→ **Task to carry out**: The answer is the set of lines that include "Intrusion", copied from the data below.

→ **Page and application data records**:
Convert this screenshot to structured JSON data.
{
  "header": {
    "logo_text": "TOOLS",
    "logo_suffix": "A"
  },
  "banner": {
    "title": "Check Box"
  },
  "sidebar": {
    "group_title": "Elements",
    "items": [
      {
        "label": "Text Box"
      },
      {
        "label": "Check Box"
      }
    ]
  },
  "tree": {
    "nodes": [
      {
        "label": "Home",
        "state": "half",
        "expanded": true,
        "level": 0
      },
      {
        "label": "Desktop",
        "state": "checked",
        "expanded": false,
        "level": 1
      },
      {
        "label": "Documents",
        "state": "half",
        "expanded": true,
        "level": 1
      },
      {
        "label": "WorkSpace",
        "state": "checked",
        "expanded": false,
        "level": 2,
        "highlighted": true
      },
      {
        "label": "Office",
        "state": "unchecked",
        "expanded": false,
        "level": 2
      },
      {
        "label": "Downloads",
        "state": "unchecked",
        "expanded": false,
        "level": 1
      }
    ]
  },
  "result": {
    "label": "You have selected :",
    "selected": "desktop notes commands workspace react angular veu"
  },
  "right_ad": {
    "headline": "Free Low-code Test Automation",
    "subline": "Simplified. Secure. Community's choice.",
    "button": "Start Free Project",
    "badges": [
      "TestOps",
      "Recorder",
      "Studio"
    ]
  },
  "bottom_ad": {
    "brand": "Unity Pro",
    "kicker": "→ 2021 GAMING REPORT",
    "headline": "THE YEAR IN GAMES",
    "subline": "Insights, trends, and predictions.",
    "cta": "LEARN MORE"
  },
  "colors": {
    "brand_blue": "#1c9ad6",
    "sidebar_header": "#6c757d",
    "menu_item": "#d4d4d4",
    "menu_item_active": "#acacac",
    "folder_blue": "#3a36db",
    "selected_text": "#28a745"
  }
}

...

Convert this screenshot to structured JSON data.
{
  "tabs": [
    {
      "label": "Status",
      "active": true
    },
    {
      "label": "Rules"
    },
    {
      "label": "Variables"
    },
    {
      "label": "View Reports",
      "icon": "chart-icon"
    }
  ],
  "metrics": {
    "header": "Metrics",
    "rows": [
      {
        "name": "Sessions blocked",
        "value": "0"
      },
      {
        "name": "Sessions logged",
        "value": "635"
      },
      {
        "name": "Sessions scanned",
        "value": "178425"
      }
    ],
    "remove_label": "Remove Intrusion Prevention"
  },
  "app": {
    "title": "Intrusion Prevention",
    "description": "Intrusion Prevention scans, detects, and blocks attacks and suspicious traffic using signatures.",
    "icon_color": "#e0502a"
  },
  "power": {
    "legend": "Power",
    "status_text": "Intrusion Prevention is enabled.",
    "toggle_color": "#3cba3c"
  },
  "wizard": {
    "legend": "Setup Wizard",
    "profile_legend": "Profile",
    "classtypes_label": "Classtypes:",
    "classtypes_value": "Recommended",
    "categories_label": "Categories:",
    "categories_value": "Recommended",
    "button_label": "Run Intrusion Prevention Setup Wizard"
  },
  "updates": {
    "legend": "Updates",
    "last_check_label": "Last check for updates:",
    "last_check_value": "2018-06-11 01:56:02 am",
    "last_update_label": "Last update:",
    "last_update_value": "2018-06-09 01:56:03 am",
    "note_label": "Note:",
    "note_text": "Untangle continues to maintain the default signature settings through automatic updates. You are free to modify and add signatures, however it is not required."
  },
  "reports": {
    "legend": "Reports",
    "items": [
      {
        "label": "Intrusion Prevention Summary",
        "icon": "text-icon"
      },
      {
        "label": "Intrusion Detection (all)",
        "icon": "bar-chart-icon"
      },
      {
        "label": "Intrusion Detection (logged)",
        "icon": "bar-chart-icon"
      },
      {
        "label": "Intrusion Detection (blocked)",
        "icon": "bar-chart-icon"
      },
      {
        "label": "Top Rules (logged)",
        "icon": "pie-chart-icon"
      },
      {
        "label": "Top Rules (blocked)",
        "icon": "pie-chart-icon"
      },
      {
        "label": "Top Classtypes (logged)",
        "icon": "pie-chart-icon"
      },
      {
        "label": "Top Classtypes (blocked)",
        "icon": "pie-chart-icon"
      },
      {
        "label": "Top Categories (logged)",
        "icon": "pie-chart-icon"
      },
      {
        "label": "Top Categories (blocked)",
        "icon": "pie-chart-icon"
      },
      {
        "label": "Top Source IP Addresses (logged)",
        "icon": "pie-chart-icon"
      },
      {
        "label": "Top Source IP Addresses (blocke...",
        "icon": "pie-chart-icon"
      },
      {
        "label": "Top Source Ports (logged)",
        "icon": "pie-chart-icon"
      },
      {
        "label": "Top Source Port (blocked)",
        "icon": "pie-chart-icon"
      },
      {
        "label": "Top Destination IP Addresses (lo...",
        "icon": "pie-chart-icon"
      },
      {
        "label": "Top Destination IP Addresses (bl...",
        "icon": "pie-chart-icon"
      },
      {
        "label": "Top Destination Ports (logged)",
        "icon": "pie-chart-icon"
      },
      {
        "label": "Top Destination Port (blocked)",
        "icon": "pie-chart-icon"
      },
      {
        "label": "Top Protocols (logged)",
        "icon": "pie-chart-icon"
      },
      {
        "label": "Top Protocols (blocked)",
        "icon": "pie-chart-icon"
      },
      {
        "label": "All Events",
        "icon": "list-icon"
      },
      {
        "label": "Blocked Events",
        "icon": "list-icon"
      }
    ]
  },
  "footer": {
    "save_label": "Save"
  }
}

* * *

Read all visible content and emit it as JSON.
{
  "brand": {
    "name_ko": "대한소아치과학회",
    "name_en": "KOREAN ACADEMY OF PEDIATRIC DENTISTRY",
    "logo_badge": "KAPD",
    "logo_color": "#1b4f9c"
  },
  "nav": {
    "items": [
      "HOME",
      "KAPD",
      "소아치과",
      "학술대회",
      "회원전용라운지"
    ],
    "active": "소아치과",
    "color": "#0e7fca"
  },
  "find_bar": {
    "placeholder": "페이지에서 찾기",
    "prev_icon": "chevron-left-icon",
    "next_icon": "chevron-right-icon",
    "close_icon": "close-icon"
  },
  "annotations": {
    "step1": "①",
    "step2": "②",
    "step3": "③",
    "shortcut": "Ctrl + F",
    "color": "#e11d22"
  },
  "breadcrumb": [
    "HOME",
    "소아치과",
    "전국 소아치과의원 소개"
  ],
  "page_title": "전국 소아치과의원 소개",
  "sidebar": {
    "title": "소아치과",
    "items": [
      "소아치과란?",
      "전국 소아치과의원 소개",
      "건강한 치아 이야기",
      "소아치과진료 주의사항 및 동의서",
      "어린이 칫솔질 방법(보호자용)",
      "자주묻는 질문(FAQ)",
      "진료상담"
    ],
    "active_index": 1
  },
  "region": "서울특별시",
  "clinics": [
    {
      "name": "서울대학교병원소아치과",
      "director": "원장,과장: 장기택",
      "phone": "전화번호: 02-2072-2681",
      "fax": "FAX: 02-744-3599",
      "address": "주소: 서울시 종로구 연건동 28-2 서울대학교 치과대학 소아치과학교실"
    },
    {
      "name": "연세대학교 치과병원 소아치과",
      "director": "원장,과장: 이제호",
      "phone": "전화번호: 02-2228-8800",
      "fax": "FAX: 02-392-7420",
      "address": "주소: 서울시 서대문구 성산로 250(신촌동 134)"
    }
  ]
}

→ **Response to this exercise**:
    "remove_label": "Remove Intrusion Prevention"
    "title": "Intrusion Prevention",
    "description": "Intrusion Prevention scans, detects, and blocks attacks and suspicious traffic using signatures.",
    "status_text": "Intrusion Prevention is enabled.",
    "button_label": "Run Intrusion Prevention Setup Wizard"
        "label": "Intrusion Prevention Summary",
        "label": "Intrusion Detection (all)",
        "label": "Intrusion Detection (logged)",
        "label": "Intrusion Detection (blocked)",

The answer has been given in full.